BRING: A piece of writing that you’re working on, whether personal essay or larger memoir. It needn’t be very developed—even an outline or short paragraph is a good start.

About your instructor: Camille Cusumano is the author of Tango, an Argentine Love Story, memoir of a woman who loved, lost, got mad, and decided to dance. She is the editor of four literary anthologies (Seal Press) of personal essays on travel in France, Italy, Mexico, and Greece. Her essays and memoir-style travel stories have appeared in books and numerous publications, including National Geographic Traveler, New York Times, Los Angeles Times, Christian Science Monitor, Mariner, Islands, Perceptive Travel, and San Francisco Chronicle.

What People Say about Her Writing Workshops

Read a post on memoir and Archetypal Juice.

It’s recommended, but not required, that you read or have read two or three of the following. (If you love a particular memoir, let me know):

Liars’ Club,  Mary Karr

The End of the Story, Lydia Davis

Bluets, Maggie Nelson

A Heartbreaking Work of Staggering Genius, Dave Eggers

Tango, an Argentine Love Story by Camille Cusumano

Dreams of My Father, Barack Obama

Fierce Attachments, Vivian Gornick

A Year in Provence, Peter Mayle

Kiss and Tango, Marina Palmer

An Italian Affair, Laura Fraser

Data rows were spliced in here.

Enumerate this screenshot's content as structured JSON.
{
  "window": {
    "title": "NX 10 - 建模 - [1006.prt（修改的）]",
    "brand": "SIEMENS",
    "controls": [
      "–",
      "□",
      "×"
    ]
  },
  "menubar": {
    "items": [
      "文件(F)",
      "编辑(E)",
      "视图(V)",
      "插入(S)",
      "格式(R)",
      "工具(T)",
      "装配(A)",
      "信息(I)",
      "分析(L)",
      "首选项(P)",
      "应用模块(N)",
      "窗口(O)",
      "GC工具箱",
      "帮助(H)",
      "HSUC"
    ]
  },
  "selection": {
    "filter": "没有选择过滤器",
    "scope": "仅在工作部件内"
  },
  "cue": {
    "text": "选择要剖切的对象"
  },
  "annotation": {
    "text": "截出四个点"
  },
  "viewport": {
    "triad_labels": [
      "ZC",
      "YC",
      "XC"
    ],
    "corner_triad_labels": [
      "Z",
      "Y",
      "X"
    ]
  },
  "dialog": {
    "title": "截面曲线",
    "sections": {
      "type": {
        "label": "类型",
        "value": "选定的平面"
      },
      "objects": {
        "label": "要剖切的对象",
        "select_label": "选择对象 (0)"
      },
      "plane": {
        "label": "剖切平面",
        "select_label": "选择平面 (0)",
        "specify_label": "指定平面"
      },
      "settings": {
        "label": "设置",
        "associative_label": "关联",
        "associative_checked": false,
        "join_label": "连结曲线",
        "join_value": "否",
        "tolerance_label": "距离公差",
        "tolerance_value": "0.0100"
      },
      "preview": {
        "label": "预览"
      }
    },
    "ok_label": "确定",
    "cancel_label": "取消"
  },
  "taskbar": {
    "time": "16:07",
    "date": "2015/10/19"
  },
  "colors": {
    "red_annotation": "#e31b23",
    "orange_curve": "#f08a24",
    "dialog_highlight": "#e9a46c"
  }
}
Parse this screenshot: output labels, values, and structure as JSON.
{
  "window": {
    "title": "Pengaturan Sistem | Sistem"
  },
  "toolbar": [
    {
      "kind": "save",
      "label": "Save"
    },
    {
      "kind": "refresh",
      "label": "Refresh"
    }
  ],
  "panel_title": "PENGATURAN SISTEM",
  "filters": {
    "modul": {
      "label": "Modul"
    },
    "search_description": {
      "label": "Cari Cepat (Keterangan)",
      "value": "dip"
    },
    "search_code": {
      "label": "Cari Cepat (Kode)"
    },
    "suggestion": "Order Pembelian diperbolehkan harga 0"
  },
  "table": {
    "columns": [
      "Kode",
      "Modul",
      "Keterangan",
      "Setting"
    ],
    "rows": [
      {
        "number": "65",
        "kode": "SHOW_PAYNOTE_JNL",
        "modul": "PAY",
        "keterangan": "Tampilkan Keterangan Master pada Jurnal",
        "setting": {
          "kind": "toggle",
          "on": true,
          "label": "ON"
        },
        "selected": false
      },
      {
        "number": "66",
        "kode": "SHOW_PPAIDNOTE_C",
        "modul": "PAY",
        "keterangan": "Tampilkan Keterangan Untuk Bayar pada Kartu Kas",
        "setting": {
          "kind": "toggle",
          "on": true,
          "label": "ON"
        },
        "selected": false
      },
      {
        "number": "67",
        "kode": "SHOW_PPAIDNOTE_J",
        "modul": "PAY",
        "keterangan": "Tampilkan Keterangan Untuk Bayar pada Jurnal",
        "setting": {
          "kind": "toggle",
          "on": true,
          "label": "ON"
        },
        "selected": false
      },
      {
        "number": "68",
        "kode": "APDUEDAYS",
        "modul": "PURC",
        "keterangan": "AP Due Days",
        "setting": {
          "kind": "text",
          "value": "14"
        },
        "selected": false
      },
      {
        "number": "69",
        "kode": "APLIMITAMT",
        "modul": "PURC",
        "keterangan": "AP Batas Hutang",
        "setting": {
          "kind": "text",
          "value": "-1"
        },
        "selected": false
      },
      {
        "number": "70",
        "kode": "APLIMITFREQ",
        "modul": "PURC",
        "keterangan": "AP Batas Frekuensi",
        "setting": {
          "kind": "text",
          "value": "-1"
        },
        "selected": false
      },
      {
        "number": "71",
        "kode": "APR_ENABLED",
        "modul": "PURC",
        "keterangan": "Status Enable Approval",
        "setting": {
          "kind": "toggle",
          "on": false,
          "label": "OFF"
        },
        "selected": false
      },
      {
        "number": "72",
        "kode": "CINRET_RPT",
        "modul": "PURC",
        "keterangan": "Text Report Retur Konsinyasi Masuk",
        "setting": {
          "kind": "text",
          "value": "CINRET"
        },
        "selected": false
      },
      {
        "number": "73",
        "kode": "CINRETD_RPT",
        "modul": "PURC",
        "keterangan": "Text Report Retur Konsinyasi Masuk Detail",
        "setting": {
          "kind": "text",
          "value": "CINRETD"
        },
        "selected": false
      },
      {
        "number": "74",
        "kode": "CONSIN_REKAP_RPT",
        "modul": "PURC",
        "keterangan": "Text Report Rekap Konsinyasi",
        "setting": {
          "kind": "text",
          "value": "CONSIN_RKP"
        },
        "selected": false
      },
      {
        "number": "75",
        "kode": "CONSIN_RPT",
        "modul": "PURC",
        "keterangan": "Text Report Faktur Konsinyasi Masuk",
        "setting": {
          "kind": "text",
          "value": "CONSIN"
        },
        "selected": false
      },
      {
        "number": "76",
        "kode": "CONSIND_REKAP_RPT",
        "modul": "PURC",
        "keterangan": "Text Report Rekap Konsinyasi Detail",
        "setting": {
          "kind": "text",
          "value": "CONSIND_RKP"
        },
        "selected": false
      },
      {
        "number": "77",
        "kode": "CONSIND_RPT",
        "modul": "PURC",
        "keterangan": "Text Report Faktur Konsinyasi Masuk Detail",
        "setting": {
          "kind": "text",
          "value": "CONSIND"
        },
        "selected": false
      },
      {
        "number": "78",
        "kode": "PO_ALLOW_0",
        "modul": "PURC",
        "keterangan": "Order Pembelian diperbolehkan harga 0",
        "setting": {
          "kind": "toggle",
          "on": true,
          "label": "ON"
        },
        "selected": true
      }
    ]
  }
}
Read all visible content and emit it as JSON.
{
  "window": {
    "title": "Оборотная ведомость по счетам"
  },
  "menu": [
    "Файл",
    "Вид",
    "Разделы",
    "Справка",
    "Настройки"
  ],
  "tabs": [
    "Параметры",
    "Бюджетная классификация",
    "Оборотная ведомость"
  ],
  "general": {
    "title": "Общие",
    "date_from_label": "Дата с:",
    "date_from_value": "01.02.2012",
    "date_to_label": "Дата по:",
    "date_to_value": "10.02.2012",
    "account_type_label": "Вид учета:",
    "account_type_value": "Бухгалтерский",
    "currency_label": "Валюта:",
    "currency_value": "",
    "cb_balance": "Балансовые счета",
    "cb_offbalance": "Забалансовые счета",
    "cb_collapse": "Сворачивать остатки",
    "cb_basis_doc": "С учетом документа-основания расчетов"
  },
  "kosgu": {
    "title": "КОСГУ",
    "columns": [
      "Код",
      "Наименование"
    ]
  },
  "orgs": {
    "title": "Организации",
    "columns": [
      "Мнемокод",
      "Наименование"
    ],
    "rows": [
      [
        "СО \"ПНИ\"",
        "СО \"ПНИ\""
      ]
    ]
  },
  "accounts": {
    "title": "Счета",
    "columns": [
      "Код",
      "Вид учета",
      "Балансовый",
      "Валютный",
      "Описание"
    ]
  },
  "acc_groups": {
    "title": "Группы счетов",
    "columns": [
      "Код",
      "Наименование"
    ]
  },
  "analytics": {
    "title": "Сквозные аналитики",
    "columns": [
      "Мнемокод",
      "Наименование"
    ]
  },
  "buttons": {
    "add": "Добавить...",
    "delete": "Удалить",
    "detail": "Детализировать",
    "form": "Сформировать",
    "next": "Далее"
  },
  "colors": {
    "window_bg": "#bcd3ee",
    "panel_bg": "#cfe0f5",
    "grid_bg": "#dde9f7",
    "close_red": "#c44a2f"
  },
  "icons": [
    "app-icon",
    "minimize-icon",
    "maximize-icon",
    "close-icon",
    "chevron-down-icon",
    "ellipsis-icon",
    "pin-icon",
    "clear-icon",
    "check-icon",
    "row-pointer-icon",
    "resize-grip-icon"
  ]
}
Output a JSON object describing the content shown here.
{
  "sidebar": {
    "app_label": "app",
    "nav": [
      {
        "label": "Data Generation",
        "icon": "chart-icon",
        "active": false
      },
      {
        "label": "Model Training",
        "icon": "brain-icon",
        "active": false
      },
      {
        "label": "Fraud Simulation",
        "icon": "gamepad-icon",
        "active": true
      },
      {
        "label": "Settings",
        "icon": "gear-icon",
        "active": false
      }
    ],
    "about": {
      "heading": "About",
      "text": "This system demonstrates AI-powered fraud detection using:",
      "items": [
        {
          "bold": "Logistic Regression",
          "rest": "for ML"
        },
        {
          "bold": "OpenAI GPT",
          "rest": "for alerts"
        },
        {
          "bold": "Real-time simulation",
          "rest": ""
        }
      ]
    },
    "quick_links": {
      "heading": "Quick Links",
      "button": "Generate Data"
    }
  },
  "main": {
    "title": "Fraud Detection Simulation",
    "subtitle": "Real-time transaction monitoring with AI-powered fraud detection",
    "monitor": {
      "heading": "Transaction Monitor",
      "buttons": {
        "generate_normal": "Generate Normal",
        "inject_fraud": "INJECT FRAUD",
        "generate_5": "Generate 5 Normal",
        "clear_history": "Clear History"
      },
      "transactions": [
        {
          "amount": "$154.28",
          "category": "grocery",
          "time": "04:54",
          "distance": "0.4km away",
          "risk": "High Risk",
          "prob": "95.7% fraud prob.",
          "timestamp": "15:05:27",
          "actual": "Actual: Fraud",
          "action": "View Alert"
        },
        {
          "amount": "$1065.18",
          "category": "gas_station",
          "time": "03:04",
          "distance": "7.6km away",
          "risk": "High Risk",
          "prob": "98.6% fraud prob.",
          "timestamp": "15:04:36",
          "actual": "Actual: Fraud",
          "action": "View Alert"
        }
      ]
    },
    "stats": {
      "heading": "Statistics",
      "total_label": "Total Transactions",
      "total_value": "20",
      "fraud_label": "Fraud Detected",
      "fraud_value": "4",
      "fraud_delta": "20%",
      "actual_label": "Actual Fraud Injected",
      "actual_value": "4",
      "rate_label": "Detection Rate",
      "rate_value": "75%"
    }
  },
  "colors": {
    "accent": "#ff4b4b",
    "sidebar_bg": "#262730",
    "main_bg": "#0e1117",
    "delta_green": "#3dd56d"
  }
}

And, a great guide to creative non-fiction in general worth having on your shelf is The Situation and the Story by Vivian Gornick.